» **Activity**
Copy every line below where the string "Report" is found.
________________________________________
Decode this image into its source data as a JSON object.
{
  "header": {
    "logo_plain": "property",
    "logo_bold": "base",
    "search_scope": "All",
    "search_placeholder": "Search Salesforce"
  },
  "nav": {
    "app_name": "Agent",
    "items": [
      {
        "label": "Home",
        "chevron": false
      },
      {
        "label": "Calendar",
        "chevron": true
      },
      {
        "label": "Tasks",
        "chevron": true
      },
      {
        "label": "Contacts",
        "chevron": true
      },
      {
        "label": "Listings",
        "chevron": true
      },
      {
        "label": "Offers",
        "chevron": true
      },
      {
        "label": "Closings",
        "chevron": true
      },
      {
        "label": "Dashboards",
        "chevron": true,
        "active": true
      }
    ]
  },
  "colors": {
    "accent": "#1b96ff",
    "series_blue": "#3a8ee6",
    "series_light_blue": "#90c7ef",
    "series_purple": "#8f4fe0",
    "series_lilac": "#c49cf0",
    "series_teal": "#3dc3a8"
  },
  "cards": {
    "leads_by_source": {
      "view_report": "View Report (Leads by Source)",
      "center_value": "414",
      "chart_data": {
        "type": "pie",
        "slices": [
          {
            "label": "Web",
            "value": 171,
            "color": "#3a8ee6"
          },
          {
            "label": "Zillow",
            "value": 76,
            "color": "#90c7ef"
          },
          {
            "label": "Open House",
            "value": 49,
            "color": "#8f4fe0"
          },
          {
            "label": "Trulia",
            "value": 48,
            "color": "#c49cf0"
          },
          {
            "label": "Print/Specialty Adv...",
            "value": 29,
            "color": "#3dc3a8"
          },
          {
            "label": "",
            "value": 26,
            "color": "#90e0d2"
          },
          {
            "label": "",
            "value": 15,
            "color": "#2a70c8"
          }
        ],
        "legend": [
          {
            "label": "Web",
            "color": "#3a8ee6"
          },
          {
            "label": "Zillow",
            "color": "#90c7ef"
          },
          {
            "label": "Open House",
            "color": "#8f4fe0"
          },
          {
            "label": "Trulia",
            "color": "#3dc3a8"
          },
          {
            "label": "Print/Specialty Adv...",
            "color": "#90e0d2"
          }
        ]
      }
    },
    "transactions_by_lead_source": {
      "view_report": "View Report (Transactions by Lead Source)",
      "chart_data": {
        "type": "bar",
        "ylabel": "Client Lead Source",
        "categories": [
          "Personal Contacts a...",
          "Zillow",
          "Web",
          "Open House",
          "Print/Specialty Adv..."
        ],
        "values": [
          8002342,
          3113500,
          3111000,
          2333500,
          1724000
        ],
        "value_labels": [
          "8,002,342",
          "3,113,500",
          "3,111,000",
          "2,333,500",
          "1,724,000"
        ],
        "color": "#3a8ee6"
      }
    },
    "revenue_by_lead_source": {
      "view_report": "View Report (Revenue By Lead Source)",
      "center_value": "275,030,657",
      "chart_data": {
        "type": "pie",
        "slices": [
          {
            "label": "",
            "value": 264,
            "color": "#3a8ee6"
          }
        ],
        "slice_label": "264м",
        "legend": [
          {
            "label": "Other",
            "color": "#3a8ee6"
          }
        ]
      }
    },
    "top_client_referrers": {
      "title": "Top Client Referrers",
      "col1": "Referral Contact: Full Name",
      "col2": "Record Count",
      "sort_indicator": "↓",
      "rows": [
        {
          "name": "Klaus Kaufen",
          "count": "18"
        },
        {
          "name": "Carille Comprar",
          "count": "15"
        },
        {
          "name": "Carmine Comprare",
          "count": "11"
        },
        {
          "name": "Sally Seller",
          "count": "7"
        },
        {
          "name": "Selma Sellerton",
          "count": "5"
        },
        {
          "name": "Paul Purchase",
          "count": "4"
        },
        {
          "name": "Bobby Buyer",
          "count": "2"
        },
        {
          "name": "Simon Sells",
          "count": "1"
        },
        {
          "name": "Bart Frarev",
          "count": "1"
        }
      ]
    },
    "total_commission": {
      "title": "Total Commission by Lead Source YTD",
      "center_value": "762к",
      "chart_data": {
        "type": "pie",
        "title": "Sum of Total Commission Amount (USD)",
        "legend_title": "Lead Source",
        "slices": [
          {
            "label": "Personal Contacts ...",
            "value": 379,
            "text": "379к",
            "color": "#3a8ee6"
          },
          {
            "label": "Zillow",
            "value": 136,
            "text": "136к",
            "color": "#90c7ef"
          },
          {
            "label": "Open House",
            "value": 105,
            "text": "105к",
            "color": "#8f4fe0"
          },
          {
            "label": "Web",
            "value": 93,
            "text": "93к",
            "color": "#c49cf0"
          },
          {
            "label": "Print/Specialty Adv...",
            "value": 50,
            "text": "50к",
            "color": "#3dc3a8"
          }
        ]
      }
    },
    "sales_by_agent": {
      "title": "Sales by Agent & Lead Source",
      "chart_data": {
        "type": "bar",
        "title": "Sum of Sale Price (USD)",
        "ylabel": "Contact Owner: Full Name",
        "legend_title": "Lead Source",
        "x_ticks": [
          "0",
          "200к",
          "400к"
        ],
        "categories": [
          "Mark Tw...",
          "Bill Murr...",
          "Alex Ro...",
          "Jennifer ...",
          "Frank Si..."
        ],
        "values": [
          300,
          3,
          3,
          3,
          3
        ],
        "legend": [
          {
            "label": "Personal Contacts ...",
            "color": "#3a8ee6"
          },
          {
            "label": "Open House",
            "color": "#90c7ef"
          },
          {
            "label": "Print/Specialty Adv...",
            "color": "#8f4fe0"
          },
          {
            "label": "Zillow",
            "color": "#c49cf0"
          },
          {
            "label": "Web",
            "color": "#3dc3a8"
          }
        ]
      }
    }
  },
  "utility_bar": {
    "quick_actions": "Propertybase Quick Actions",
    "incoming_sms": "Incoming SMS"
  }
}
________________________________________
» **Response to the exercise**
      "view_report": "View Report (Leads by Source)",
      "view_report": "View Report (Transactions by Lead Source)",
      "view_report": "View Report (Revenue By Lead Source)",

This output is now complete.